Freer, perhaps, but still absurd: Life post-communism in the Czech Republic remains laden with ironies in Up and Down, a lively, thought-provoking new drama.
Director Jan Hrebejk and screenwriter Petr Jarchovsky build the story around two families (actually, several) whose paths intersect: one accidentally torn apart, and another just as precipitously, and just as unwillingly, brought back together. An Indian couple, smuggled into the country, are separated from their baby, who ends up -- via a pawn shop -- in the hands of Mila (Natasa Burger), a young woman desperate for motherhood, and her man, Franta (Jiri Machacek), a slow-witted security guard and recovering soccer hooligan. Meanwhile, the sickbed request of an elderly history professor named Oto (Jan Triska) occasions a visit from the family his teen-age daughter never knew: Oto's estranged first wife, Vera, and middle-aged son, Martin (Petr Forman), who lives in Australia and hasn't seen either of his parents in 20 years. Less than pleased is Oto's rather younger current mate, Hana (Ingrid Timkova) -- who was with Martin before settling on his father.
As Up and Down tells it, the fledgling Czech Republic is struggling with both emigration and immigration. Its characters are examined through this prism so thoroughly that you might retitle the film Here and There. Oto teaches about historical migration patterns, while Hana does refugee work with a humanitarian group. Martin, of course, is an emigrant, while Vera, who once left the country to escape communist rule, now resents the Slovaks and Romanians who populate her rundown neighborhood.

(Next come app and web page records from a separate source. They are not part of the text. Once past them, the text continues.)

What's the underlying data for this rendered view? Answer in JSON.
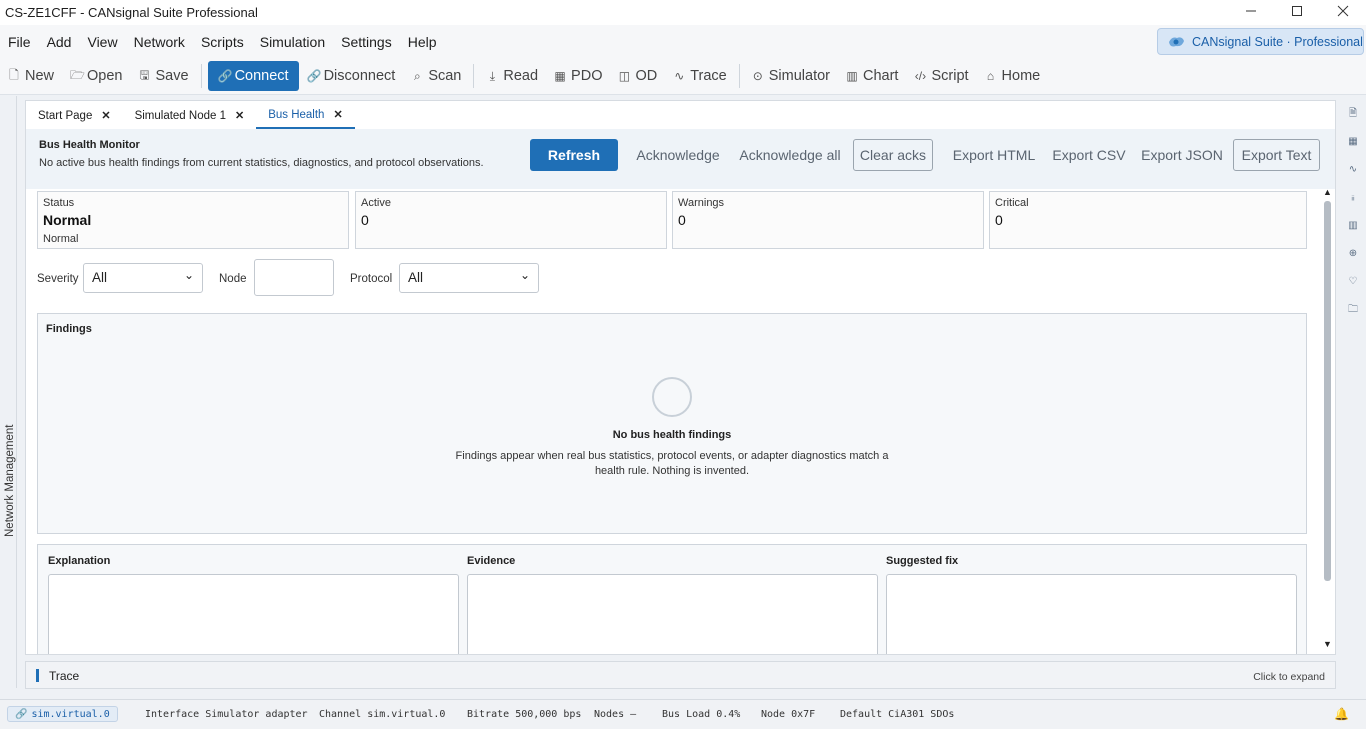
{
  "window": {
    "title": "CS-ZE1CFF - CANsignal Suite Professional"
  },
  "menu": [
    "File",
    "Add",
    "View",
    "Network",
    "Scripts",
    "Simulation",
    "Settings",
    "Help"
  ],
  "brand": {
    "label": "CANsignal Suite · Professional"
  },
  "toolbar": {
    "new": "New",
    "open": "Open",
    "save": "Save",
    "connect": "Connect",
    "disconnect": "Disconnect",
    "scan": "Scan",
    "read": "Read",
    "pdo": "PDO",
    "od": "OD",
    "trace": "Trace",
    "simulator": "Simulator",
    "chart": "Chart",
    "script": "Script",
    "home": "Home"
  },
  "left_panel": {
    "label": "Network Management"
  },
  "tabs": [
    {
      "label": "Start Page"
    },
    {
      "label": "Simulated Node 1"
    },
    {
      "label": "Bus Health"
    }
  ],
  "header": {
    "title": "Bus Health Monitor",
    "subtitle": "No active bus health findings from current statistics, diagnostics, and protocol observations.",
    "refresh": "Refresh",
    "acknowledge": "Acknowledge",
    "acknowledge_all": "Acknowledge all",
    "clear_acks": "Clear acks",
    "export_html": "Export HTML",
    "export_csv": "Export CSV",
    "export_json": "Export JSON",
    "export_text": "Export Text"
  },
  "cards": {
    "status": {
      "label": "Status",
      "value": "Normal",
      "sub": "Normal"
    },
    "active": {
      "label": "Active",
      "value": "0"
    },
    "warnings": {
      "label": "Warnings",
      "value": "0"
    },
    "critical": {
      "label": "Critical",
      "value": "0"
    }
  },
  "filters": {
    "severity_label": "Severity",
    "severity_value": "All",
    "node_label": "Node",
    "node_value": "",
    "protocol_label": "Protocol",
    "protocol_value": "All"
  },
  "findings": {
    "title": "Findings",
    "empty_title": "No bus health findings",
    "empty_text": "Findings appear when real bus statistics, protocol events, or adapter diagnostics match a health rule. Nothing is invented."
  },
  "details": {
    "explanation": "Explanation",
    "evidence": "Evidence",
    "suggested_fix": "Suggested fix"
  },
  "trace_panel": {
    "label": "Trace",
    "hint": "Click to expand"
  },
  "status_bar": {
    "adapter": "sim.virtual.0",
    "interface_label": "Interface",
    "interface_value": "Simulator adapter",
    "channel_label": "Channel",
    "channel_value": "sim.virtual.0",
    "bitrate_label": "Bitrate",
    "bitrate_value": "500,000 bps",
    "nodes_label": "Nodes",
    "nodes_value": "–",
    "busload_label": "Bus Load",
    "busload_value": "0.4%",
    "node_label": "Node",
    "node_value": "0x7F",
    "sdo_profile": "Default CiA301 SDOs"
  },
  "colors": {
    "accent": "#1f6fb6",
    "header_bg": "#eef3f8"
  }
}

Then there's that baby, whose parents spend the film looking for him, and whose dark skin sends Franta into paroxysms after Mila unveils, one afternoon, their newly acquired son ("I didn't steal him, I bought him"). But Franta's quickly assuaged anger pales next to that of the Colonel, the soccer fanatic and malign father figure who unleashes a racist diatribe on seeing the baby in its cradle.
Up and Down confronts heavy issues, but except for some distracting visual strategies -- many scenes come garishly tinted gold -- it's fast-paced and easy to watch. Hrebejk and Jarchovsky, previously collaborators on the solid Holocaust drama Divided We Fall, pepper Up and Down with a similar mix of wit, good humor and endearing character bits. The writing is incisive and the acting intelligent. And if we forgive the occasional puzzler (such as portraying Australia as a paradise of racial tolerance), its messages, packed in layers of irony, are ultimately sobering. One person's heartbreak might be another's windfall. The only people who understand you might be a bunch of racist thugs. And adopted homes, the immigrant's refuge, can prove truer shelters than one's own birthplace. In Czech, with subtitles.